Awards and nominations
- 1987 Casting Society of America Artio Award for Best Casting for TV Miniseries
- 1987 Emmy Award for Outstanding Achievement in Hairstyling for a Miniseries or a Special
- 1987 Emmy Award for Outstanding Art Direction for a Miniseries or a Special
- 1987 Emmy Award for Outstanding Costume Design for a Miniseries or a Special
- 1987 Emmy Award for Outstanding Editing for a Miniseries or a Special
- 1987 Emmy Award for Outstanding Sound Editing for a Miniseries or a Special
|No.||Title||Directed by||Written by||Air date|
|1||"The Raisin Basket of the World"||Jeff Bleckner||Mark Ganzel, Barry Kemp, Michael Petryni||16 November 1986|
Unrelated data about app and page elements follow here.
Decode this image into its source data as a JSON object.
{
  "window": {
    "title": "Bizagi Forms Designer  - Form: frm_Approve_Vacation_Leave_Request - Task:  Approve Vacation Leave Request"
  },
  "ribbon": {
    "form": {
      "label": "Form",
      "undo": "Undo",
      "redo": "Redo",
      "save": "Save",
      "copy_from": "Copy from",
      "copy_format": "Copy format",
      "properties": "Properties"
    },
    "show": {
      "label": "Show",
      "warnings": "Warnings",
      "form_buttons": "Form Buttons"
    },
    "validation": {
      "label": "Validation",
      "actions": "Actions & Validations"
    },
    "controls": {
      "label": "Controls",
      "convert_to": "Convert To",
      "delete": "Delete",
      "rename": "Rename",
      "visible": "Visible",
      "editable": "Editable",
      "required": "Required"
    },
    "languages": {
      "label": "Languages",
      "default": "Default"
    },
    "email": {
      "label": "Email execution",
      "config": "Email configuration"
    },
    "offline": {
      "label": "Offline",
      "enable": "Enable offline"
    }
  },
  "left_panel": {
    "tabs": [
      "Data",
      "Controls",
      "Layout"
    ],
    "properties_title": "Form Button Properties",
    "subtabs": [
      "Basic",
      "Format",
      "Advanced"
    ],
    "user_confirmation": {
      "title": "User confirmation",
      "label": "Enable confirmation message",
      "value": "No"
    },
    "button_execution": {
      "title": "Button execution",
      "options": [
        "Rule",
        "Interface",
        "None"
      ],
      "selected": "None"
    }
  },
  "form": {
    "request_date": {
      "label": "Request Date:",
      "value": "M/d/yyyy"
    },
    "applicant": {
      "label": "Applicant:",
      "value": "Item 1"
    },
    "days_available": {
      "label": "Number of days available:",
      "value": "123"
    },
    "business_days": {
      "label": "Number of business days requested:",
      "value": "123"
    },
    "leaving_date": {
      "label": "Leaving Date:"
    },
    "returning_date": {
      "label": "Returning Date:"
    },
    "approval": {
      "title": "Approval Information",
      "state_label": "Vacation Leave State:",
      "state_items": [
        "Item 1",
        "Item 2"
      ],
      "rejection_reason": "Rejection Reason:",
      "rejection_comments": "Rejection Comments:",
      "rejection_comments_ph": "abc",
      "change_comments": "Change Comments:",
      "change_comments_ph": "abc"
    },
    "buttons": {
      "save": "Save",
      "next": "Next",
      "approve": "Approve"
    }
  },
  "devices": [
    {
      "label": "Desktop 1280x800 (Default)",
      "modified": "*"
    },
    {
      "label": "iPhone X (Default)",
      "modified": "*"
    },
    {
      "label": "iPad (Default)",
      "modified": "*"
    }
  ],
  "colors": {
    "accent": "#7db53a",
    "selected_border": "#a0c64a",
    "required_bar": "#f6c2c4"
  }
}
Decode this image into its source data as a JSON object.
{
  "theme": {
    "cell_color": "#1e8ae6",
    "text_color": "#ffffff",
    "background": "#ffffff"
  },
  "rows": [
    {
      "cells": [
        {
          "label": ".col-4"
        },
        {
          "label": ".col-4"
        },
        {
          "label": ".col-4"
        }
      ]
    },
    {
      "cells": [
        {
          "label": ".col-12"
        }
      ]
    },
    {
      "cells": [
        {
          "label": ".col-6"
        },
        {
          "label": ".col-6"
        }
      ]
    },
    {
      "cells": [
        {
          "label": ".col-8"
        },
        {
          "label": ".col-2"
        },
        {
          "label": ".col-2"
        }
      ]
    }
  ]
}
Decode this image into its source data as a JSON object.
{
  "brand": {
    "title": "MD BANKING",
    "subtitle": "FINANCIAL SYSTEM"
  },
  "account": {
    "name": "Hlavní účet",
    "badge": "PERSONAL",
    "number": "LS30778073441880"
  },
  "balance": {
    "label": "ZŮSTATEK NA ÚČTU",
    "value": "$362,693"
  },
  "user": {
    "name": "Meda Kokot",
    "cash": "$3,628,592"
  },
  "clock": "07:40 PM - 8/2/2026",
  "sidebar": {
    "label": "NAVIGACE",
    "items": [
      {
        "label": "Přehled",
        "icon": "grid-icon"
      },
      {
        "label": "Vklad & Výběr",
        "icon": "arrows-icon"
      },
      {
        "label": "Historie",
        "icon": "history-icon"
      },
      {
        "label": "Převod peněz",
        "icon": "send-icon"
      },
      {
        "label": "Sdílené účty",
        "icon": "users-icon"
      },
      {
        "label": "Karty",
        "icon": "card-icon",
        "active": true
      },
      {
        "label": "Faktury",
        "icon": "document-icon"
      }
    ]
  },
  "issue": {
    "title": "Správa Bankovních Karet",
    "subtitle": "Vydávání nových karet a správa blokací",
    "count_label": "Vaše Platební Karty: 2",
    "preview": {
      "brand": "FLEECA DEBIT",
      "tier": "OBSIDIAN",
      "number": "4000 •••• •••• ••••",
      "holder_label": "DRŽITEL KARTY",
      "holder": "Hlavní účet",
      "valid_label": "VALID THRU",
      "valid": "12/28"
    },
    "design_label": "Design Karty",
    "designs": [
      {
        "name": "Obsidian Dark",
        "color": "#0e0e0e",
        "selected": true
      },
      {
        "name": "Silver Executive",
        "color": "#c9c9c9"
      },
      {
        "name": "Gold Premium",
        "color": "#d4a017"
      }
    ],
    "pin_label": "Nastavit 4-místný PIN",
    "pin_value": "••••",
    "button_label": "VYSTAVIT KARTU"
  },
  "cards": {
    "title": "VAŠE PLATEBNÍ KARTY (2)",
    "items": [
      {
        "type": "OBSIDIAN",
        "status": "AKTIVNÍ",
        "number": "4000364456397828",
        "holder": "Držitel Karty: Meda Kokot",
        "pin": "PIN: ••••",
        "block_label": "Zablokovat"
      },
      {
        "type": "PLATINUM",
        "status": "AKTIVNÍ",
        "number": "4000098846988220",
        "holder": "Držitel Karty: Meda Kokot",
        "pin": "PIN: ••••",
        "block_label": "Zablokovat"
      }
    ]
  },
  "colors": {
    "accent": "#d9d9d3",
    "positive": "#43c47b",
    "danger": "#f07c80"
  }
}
|Raisin Baron Tyler Cane seeks to cut off the Kensington Ranch water supply so he can control the raisin crop of Fresno, but Cane Kensington will fight him for every last drop.|
|2||"Episode 2"||Jeff Bleckner||Mark Ganzel, Barry Kemp, Michael Petryni||17 November 1986|
|The Kensingtons need the Duke tract of land for access to the water they need, and Charlotte uses her female wiles to get it. Charles frames his brother Kevin to cover up his own foul deed.|
|3||"Episode 3"||Jeff Bleckner||Mark Ganzel, Barry Kemp, Michael Petryni||18 November 1986|
|Tiffany finds a kindred spirit in Torch, a drifter without a shirt, and their search reveals the identity of her true parents. Tyler uses Juan as a spy to get the goods on Cane.|
|4||"Episode 4"||Jeff Bleckner||Mark Ganzel, Barry Kemp, Michael Petryni||19 November 1986|
|Skeletons come out of the closet at the Annual Raisin Festival Masquerade Ball, and an attempt to kill Cane goes wrong.|
|5||"Episode 5"||Jeff Bleckner||Mark Ganzel, Barry Kemp, Michael Petryni||20 November 1986|
|The identities of two killers are revealed amid courtroom pandemonium. Cane has to be in two court rooms at the same time and tell two different stories.|
- John J. O'Connor, " 'Fresno'- A Comedy That Must Read Better Than It Plays", 'TV View', The New York Times, November 16, 1986
- Richard Zoglin (November 17, 1986). "Video: A Raisin in the Fun: Fresno". Time. Retrieved 29 August 2011.
- Steve Harvey (July 17, 1986). "TV Film Crew Gives Fresno Day in the Sun". Los Angeles Times. Retrieved 29 August 2011.